Even so, I am tempted. I never want to have to deal with proper Guild Drama ever again but I wouldn't mind being Things Explainer or Chill AF in a nice, quiet, steady guild somewhere. Maybe that time will come in Ashes of Creation or Pantheon, if either of them ever happen for real. Pantheon particularly strikes me as a game where a good guild would be more of a necessity than a luxury.

Meanwhile I guess I'll carry on as I have been, with the personalities I know from map and wvw chat standing in for guildmates. I could allocate a few names to categories there as well...


  1. I think the list is very much tuned to a guild culture where organized group events are a thing, specifically raiding with a limited group size.

    I can peg a number of my static raid group members to the various tags. I do think our long term success lies in the fact that most of our group are Chill AF/Ninjas/Silent But Competent, with the odd Socialite providing the glue here and there.

    I suspect the main brains behind our static group membership have a bunch of experience pegging people like this and picking and choosing; though beggars can't be choosers once you start running low on numbers and anyone basically competent to fill will do.

    I'm not sure how much use it is in other contexts. TTS, when it was popular some years ago, was mostly led by a few Things Explainers leading a large group of members that could probably fit into most of the other categories, except it was generally unnecessary to peg them to that level of detail. Folks could turn up or not, as they wanted.

    Ditto WvW. I suppose you could tease out those personalities in a WvW community over time, but from a Guild Leader Needs to Give Specific Emotional Support to This Type of Person so that they don't leave the guild angle, it doesn't seem necessary in that context either. Unless the guild is some kind of pro WvW guild where only specialized build members get to attend their raids. In my experience, they still are open to taking all their members along as long as the basic requirements are met, no matter the personality type.

    And when you can belong to multiple guilds, there is less of a onus for one guild to provide everything, cushy emotional support and all, to a member for fear of them leaving for greener pastures.

    1. Yes, it's very much the description of a conventional medium-size general PvE/raiding guild I would say. It's interesting to me, though, to see how many of the Guild recruitment messages in GW2 still attempt to appeal to that demographic with assurances of regular or even daily "Events", sometimes even including things like quizzes and trivia contests, as though the main purpose of the guilds is to keep its members both entertained and occupied.

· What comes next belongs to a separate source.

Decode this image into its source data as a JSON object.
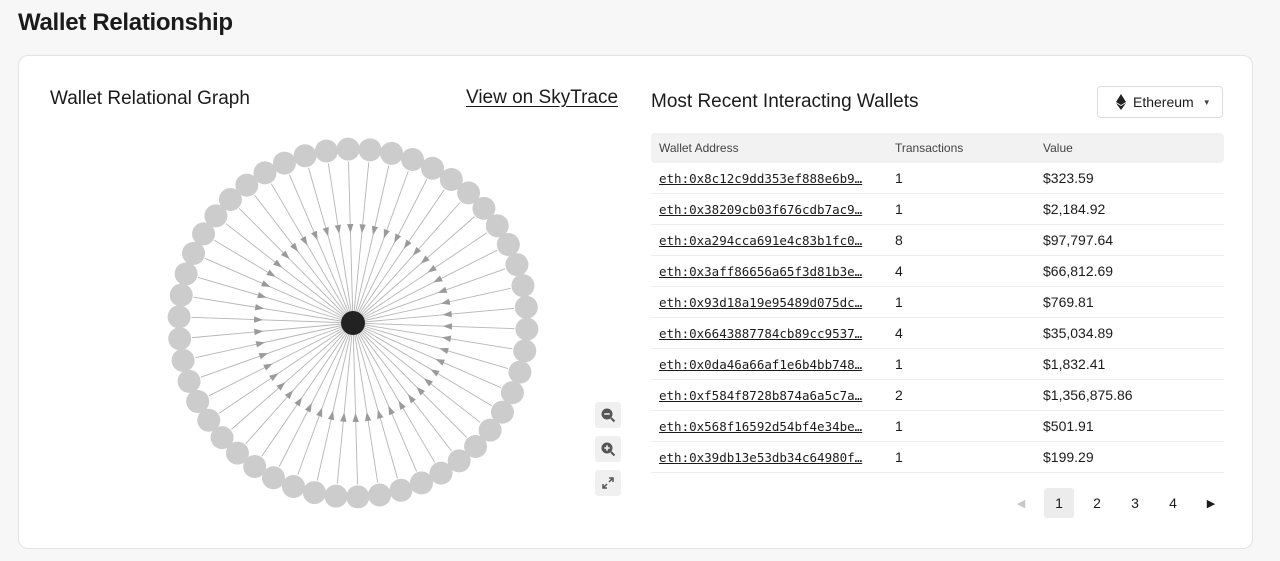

      As for TTS and the explaining, if you go to Triple Wurm on an organized run today you'll still hear the same very lengthy explanations. I timed it once and the full explanation lasted nearly 15 minutes without a break! Not sure who's running it at present but someone does pretty much every day. I think it was EOS last time I went. I still need one head for the very last Achi - I ought to do that one day...


Wider Two Column Modification courtesy of The Blogger Guide